test tests_direct::parse_color1 ... bench: 263 ns/iter (+/- 22)

test result: ok. 0 passed; 0 failed; 0 ignored; 1 measured; 0 filtered out

Running target/release/deps/nomtest-cdc895365399f2bf

running 1 test
test tests_main::parse_color1 ... bench: 670 ns/iter (+/- 76)

test result: ok. 0 passed; 0 failed; 0 ignored; 1 measured; 0 filtered out
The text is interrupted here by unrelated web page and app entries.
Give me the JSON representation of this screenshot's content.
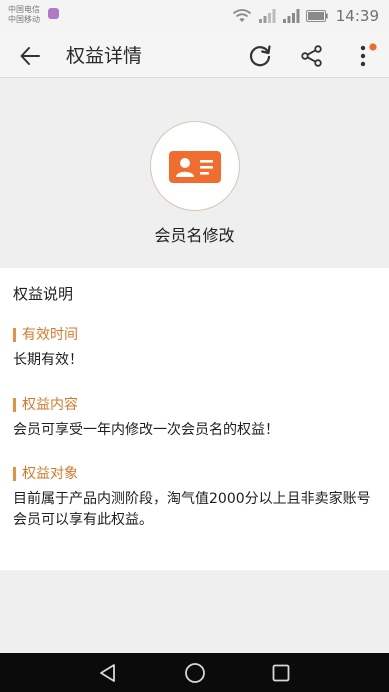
{
  "status_bar": {
    "carrier1": "中国电信",
    "carrier2": "中国移动",
    "time": "14:39"
  },
  "toolbar": {
    "title": "权益详情",
    "icons": [
      "back-arrow-icon",
      "refresh-icon",
      "share-icon",
      "more-icon"
    ],
    "notification_dot_color": "#f06a2a"
  },
  "hero": {
    "title": "会员名修改",
    "icon": "member-card-icon",
    "accent_color": "#f16d2f"
  },
  "content": {
    "heading": "权益说明",
    "sections": [
      {
        "label": "有效时间",
        "text": "长期有效！"
      },
      {
        "label": "权益内容",
        "text": "会员可享受一年内修改一次会员名的权益！"
      },
      {
        "label": "权益对象",
        "text": "目前属于产品内测阶段，淘气值2000分以上且非卖家账号会员可以享有此权益。"
      }
    ]
  },
  "nav_bar": {
    "icons": [
      "nav-back-icon",
      "nav-home-icon",
      "nav-recent-icon"
    ]
  }
}
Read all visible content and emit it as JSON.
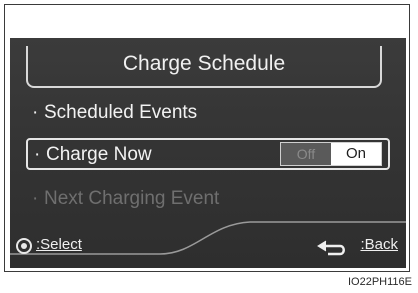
{
  "screen": {
    "title": "Charge Schedule",
    "items": [
      {
        "bullet": "·",
        "label": "Scheduled Events"
      },
      {
        "bullet": "·",
        "label": "Charge Now",
        "toggle": {
          "off": "Off",
          "on": "On",
          "selected": "On"
        }
      },
      {
        "bullet": "·",
        "label": "Next Charging Event",
        "disabled": true
      }
    ],
    "footer": {
      "select_label": ":Select",
      "back_label": ":Back"
    }
  },
  "caption": "IO22PH116E"
}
This is quite close to the expection that how nom is punishing on its lexical techniques. (Testing on a Apple MacBook Pro 2018 i7 16GB RAM)